• Praising the question (“That is a good question your honor) is potentially condescending. Just answer the question
• Do not try to change the subject or evade the question (e.g. with a long emotional statement beginning with “The father suffered great emotional harm because of his son’s death”…) – a damaging, but short, response with a cogent explanation is better than a long- winded, nonresponsive answer.
Guideline #4 – Concede minor points to enhance your credibility:
The ancient Greeks and Romans were wise in the ways of debate. As Bryan Gardner points out in the most recent edition of Garner’s Modern English Usage (4th ed. 2016) they developed tactics and rhetorical devices that can be adapted to oral argument.
For example, Garner suggests using the rhetorical tactic of “paromology”- the concession of minor points as a way of enhancing your credibility. After “no” begin your explanation with: “It is true, your honor, that the statute doesn’t specifically mention child. But it doesn’t need to: it says ‘person….” By beginning this way, you are not really conceding anything but you acknowledge that that you’ve heard what concerns the judge.
Guideline #5- Return to themes after answering.
Your job is not done after you hit the home run in response to the judge’s question. You still must circle the bases. Go back to your argument outline and continue. End strong.
This month NITA’s faculty will be talking about motions. Below, the Honorable Christina Habas gives us a look at motions from behind the bench and how you can help the court while next week Judge McGahey advises you with three simple rules to follow when filing motions. Next we will hear from NITA faculty Andrew Schepard, the Max Schmertz Distinguished Professor of Law for Maurice A. Deane School of Law at Hofstra University. Professor Schepard will discuss five guidelines for answering hard questions at oral argument on motions. Later, we will hear from other NITA faculty and their best practices when filing motions in NITA’s April content series.
Before I took the bench in 2004, it never occurred to me that motions practice was no more complicated than making a decision between two conflicting positions. Once I was tasked with resolving motions myself, I learned that the work of a trial judge involves a much more complicated and careful balancing act.
When presenting or opposing a motion, the wise practitioner will have empathy for the judge.
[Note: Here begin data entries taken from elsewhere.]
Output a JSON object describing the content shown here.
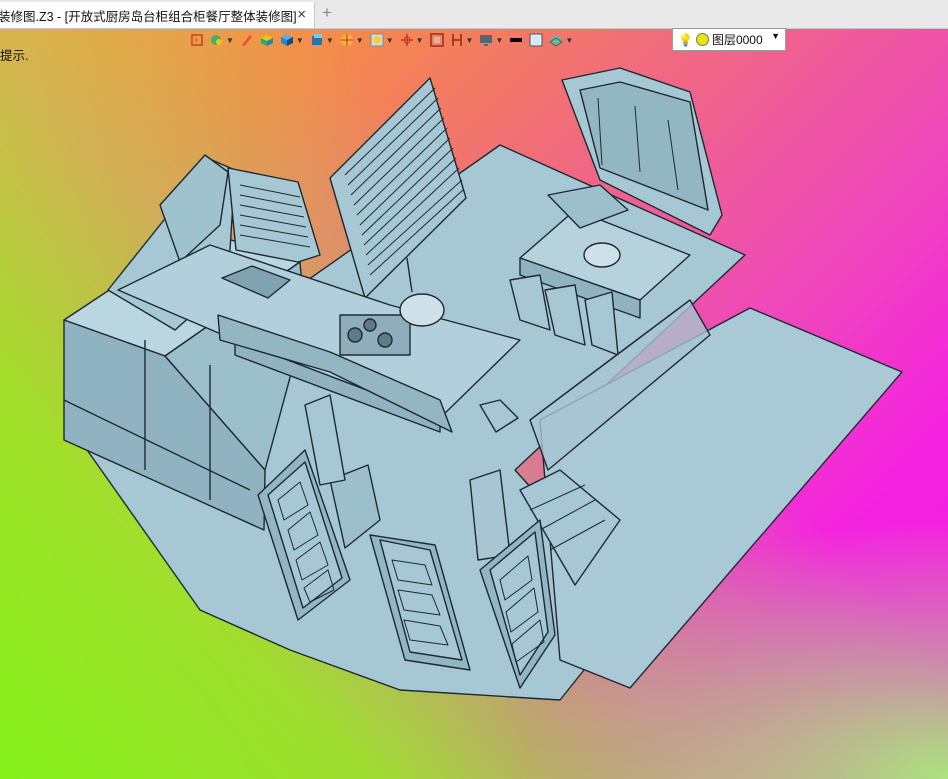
{
  "tab": {
    "title": "装修图.Z3 - [开放式厨房岛台柜组合柜餐厅整体装修图]",
    "close_icon": "×",
    "new_tab_icon": "+"
  },
  "toolbar": {
    "icons": [
      "import-icon",
      "paint-icon",
      "brush-icon",
      "box-icon",
      "cube-icon",
      "shaded-cube-icon",
      "render-icon",
      "material-icon",
      "snap-icon",
      "frame-icon",
      "section-icon",
      "display-icon",
      "line-color-icon",
      "fill-color-icon",
      "layer-fill-icon"
    ],
    "layer": {
      "name": "图层0000",
      "bulb_icon": "bulb-icon"
    }
  },
  "prompt": {
    "text": "提示."
  },
  "colors": {
    "model": "#a3c6d3",
    "edge": "#1e2a30"
  }
}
It is a rare legal issue that clearly identifies only one winning position. Instead, the court must always meticulously consider several factors, and more often than not those factors directly conflict with one another.
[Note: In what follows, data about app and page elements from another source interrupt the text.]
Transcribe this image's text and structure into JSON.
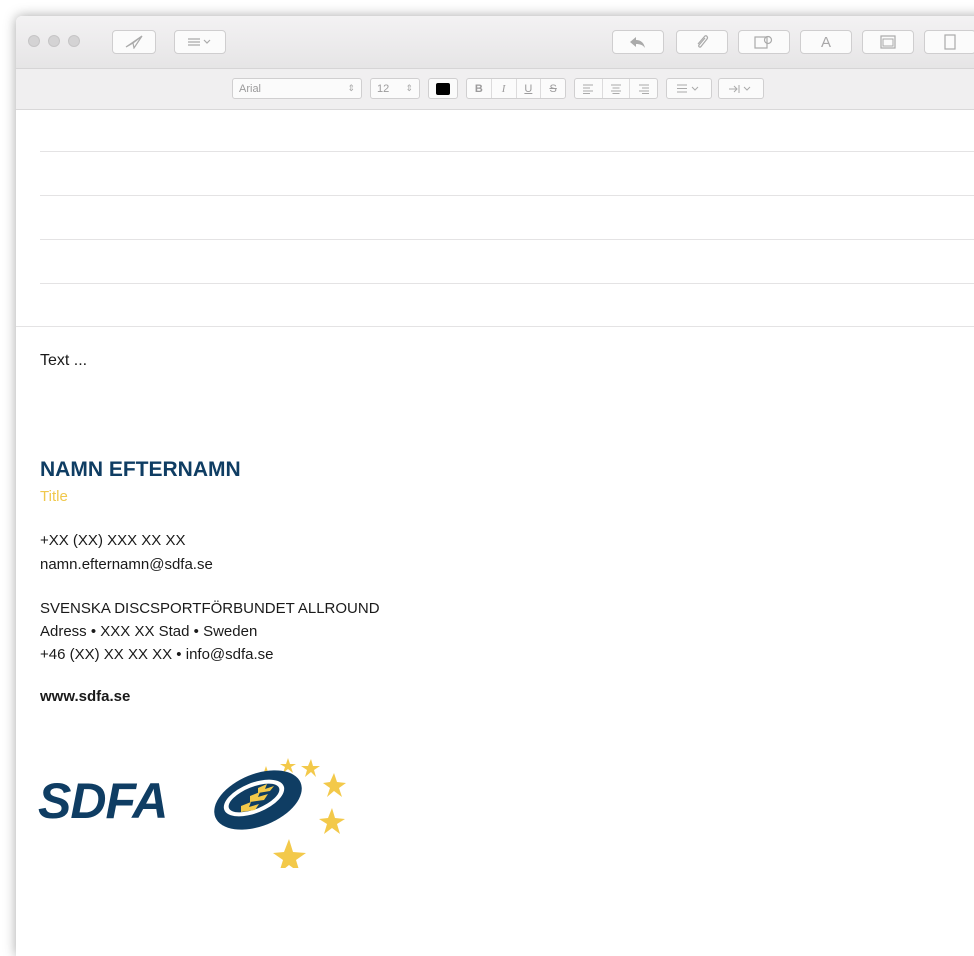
{
  "format": {
    "font_name": "Arial",
    "font_size": "12",
    "bold": "B",
    "italic": "I",
    "underline": "U",
    "strike": "S"
  },
  "toolbar": {
    "font_button": "A"
  },
  "message": {
    "body_text": "Text ..."
  },
  "signature": {
    "name": "NAMN EFTERNAMN",
    "title": "Title",
    "phone": "+XX (XX) XXX XX XX",
    "email": "namn.efternamn@sdfa.se",
    "org": "SVENSKA DISCSPORTFÖRBUNDET ALLROUND",
    "address": "Adress • XXX XX Stad • Sweden",
    "org_contact": "+46 (XX) XX XX XX • info@sdfa.se",
    "website": "www.sdfa.se",
    "logo_text": "SDFA"
  },
  "colors": {
    "brand_blue": "#0f3d63",
    "brand_yellow": "#f3c94a",
    "title_yellow": "#f0c84c"
  }
}
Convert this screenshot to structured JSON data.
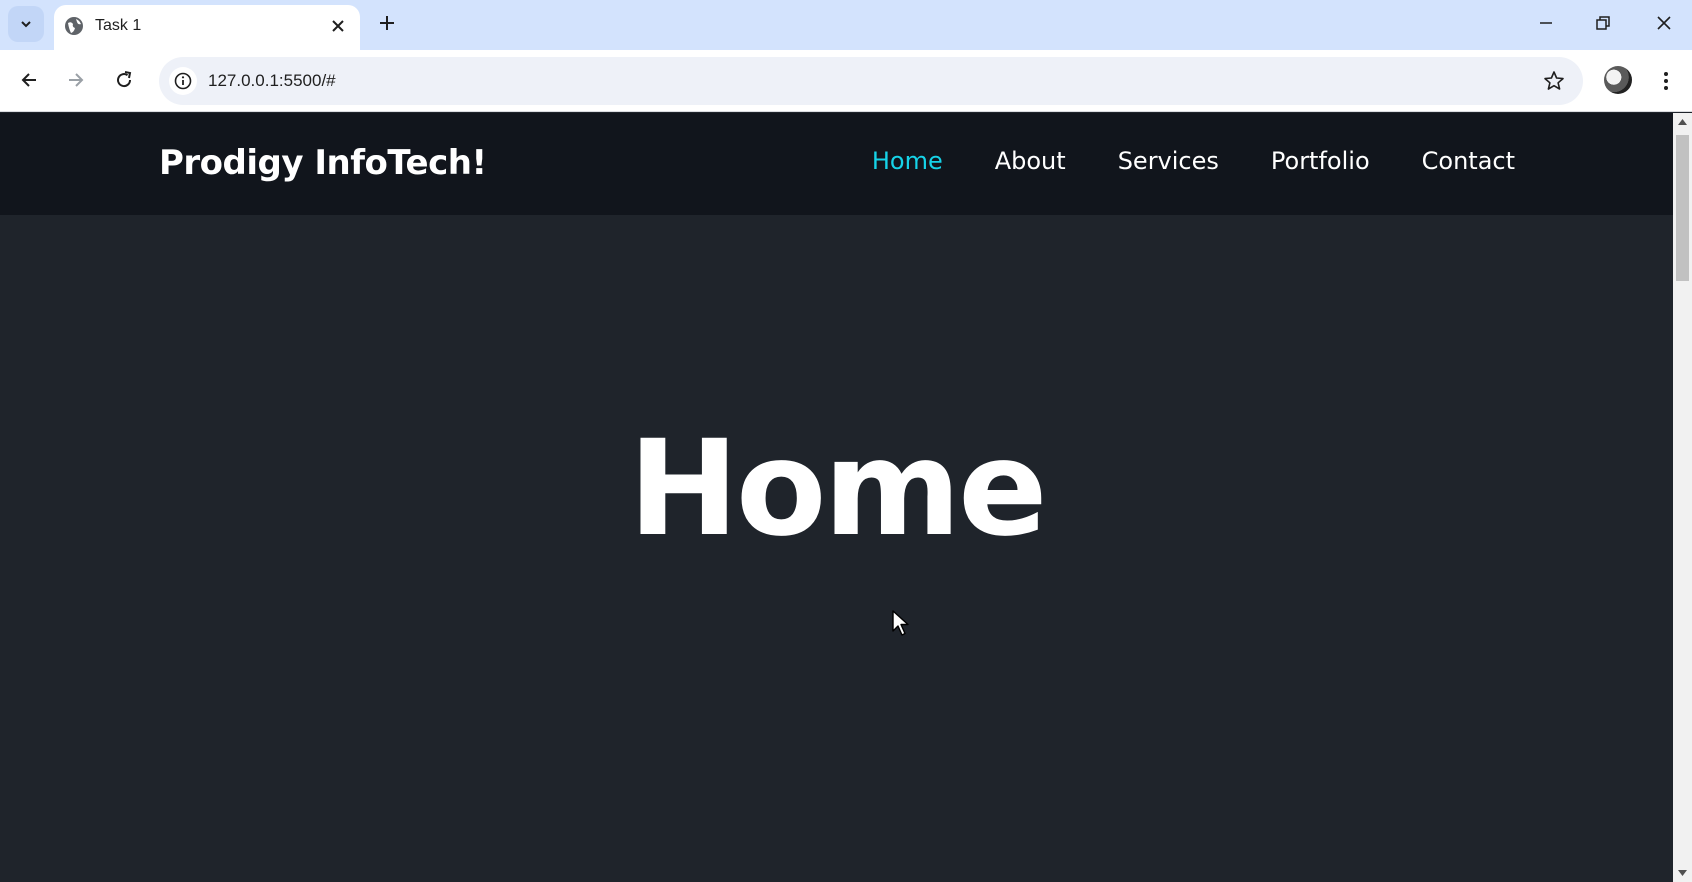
{
  "browser": {
    "tab": {
      "title": "Task 1"
    },
    "address_bar": {
      "url": "127.0.0.1:5500/#"
    }
  },
  "site": {
    "logo": "Prodigy InfoTech!",
    "nav": [
      {
        "label": "Home",
        "active": true
      },
      {
        "label": "About",
        "active": false
      },
      {
        "label": "Services",
        "active": false
      },
      {
        "label": "Portfolio",
        "active": false
      },
      {
        "label": "Contact",
        "active": false
      }
    ],
    "hero_title": "Home"
  },
  "colors": {
    "tabstrip_bg": "#d3e3fd",
    "header_bg": "#11151c",
    "page_bg": "#1f242b",
    "nav_active": "#16d3e8",
    "text": "#ffffff"
  },
  "icons": {
    "tab_search": "chevron-down-icon",
    "favicon": "globe-icon",
    "tab_close": "close-icon",
    "new_tab": "plus-icon",
    "back": "arrow-left-icon",
    "forward": "arrow-right-icon",
    "reload": "reload-icon",
    "site_info": "info-icon",
    "bookmark": "star-icon",
    "menu": "kebab-menu-icon"
  }
}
Perhaps the most important of those factors is the mandate that courts are expected to resolve disputes on their merits; procedural shortcuts are generally frowned upon. Take the case of a violation of a court-ordered witness sequestration during a trial. What may seem an easy determination (you violate my order, I strike your witness) is not as simple as it appears. Instead, the court is required to balance the rights of all parties to a fair trial and their interests to fully litigate their dispute against what may be a technical violation of a court order. Simply excluding evidence – any evidence – takes away important information for the jury to consider, and may result in a reversal on appeal if the appellate court deems the punishment too harsh to fit the “crime.” The court must instead balance the higher consideration that disputes are resolved on their merits, and weigh that against the violation of the order. The moving lawyer may make a record that striking the witness is the best option to address the violation, but may provide the alternative of giving the jury an instruction that outlines the violation, and allowing the jury to take that into consideration in reaching their verdict.
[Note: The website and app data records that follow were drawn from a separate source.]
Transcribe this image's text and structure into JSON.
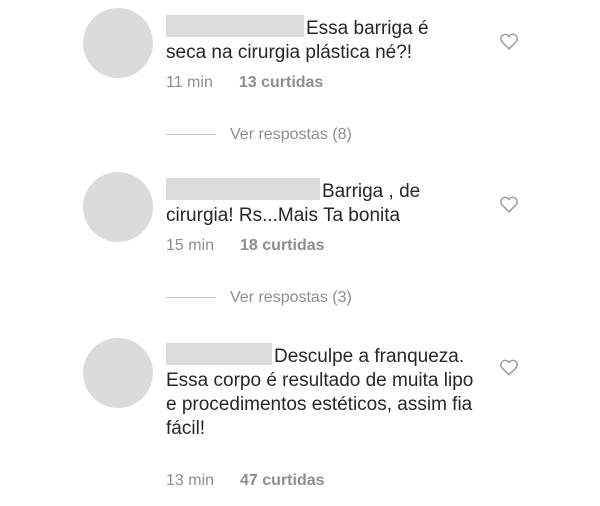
{
  "comments": [
    {
      "text": "Essa barriga é seca na cirurgia plástica né?!",
      "time": "11 min",
      "likes": "13 curtidas",
      "replies": "Ver respostas (8)"
    },
    {
      "text": "Barriga , de cirurgia! Rs...Mais Ta bonita",
      "time": "15 min",
      "likes": "18 curtidas",
      "replies": "Ver respostas (3)"
    },
    {
      "text": "Desculpe a franqueza. Essa corpo é resultado de muita lipo e procedimentos estéticos,  assim fia fácil!",
      "time": "13 min",
      "likes": "47 curtidas"
    }
  ],
  "icons": {
    "like": "heart-outline-icon"
  }
}
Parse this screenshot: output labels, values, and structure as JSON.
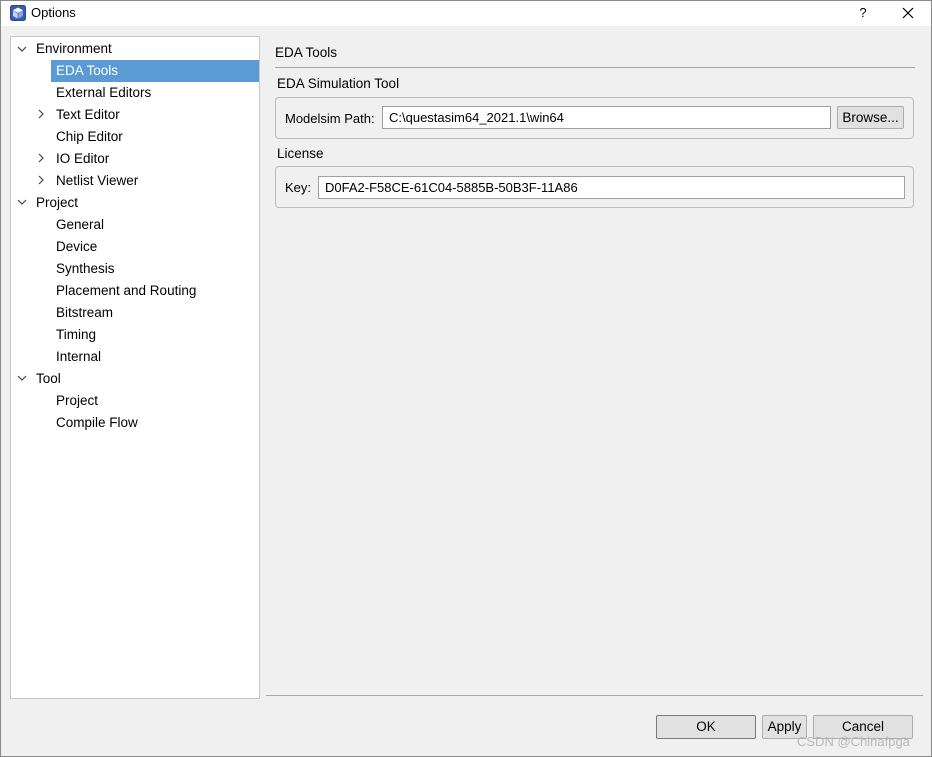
{
  "window": {
    "title": "Options",
    "help_label": "?",
    "app_icon": "cube-app-icon",
    "close_icon": "close-icon"
  },
  "tree": {
    "items": [
      {
        "label": "Environment",
        "arrow": "expanded"
      },
      {
        "label": "EDA Tools",
        "selected": true
      },
      {
        "label": "External Editors"
      },
      {
        "label": "Text Editor",
        "arrow": "collapsed"
      },
      {
        "label": "Chip Editor"
      },
      {
        "label": "IO Editor",
        "arrow": "collapsed"
      },
      {
        "label": "Netlist Viewer",
        "arrow": "collapsed"
      },
      {
        "label": "Project",
        "arrow": "expanded"
      },
      {
        "label": "General"
      },
      {
        "label": "Device"
      },
      {
        "label": "Synthesis"
      },
      {
        "label": "Placement and Routing"
      },
      {
        "label": "Bitstream"
      },
      {
        "label": "Timing"
      },
      {
        "label": "Internal"
      },
      {
        "label": "Tool",
        "arrow": "expanded"
      },
      {
        "label": "Project"
      },
      {
        "label": "Compile Flow"
      }
    ]
  },
  "content": {
    "title": "EDA Tools",
    "simulation": {
      "section_label": "EDA Simulation Tool",
      "path_label": "Modelsim Path:",
      "path_value": "C:\\questasim64_2021.1\\win64",
      "browse_label": "Browse..."
    },
    "license": {
      "section_label": "License",
      "key_label": "Key:",
      "key_value": "D0FA2-F58CE-61C04-5885B-50B3F-11A86"
    }
  },
  "buttons": {
    "ok": "OK",
    "apply": "Apply",
    "cancel": "Cancel"
  },
  "watermark": "CSDN @Chinafpga",
  "colors": {
    "selection": "#5b9bd5",
    "window_bg": "#f0f0f0"
  }
}
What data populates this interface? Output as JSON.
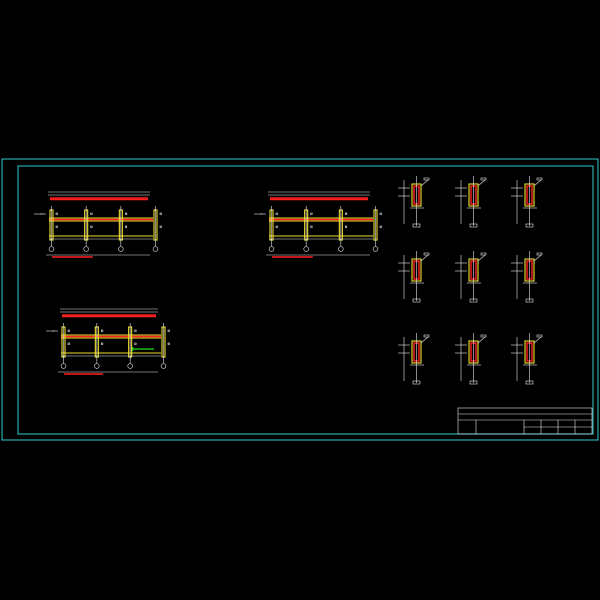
{
  "drawing": {
    "colors": {
      "background": "#000000",
      "frame": "#2fd0d0",
      "linework": "#e8e8e8",
      "rebar": "#ff2020",
      "concrete_outline": "#f0e030",
      "highlight": "#20e020"
    },
    "elevations": [
      {
        "name": "elevation-a"
      },
      {
        "name": "elevation-b"
      },
      {
        "name": "elevation-c"
      }
    ],
    "details": [
      {
        "name": "detail-1"
      },
      {
        "name": "detail-2"
      },
      {
        "name": "detail-3"
      },
      {
        "name": "detail-4"
      },
      {
        "name": "detail-5"
      },
      {
        "name": "detail-6"
      },
      {
        "name": "detail-7"
      },
      {
        "name": "detail-8"
      },
      {
        "name": "detail-9"
      }
    ],
    "title_block": {
      "rows": 3
    }
  }
}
Wise practitioners will consider offering a back-up remedy to the court hearing their motion. Make the argument for the most severe penalty to which you may be entitled, but then offer the court an alternative that may not present the same problems during appellate review. The court will appreciate that you understand what must be balanced, and many times the court will adopt your alternative as the most reasonable approach.
written by guest blogger Hon. Christina Habas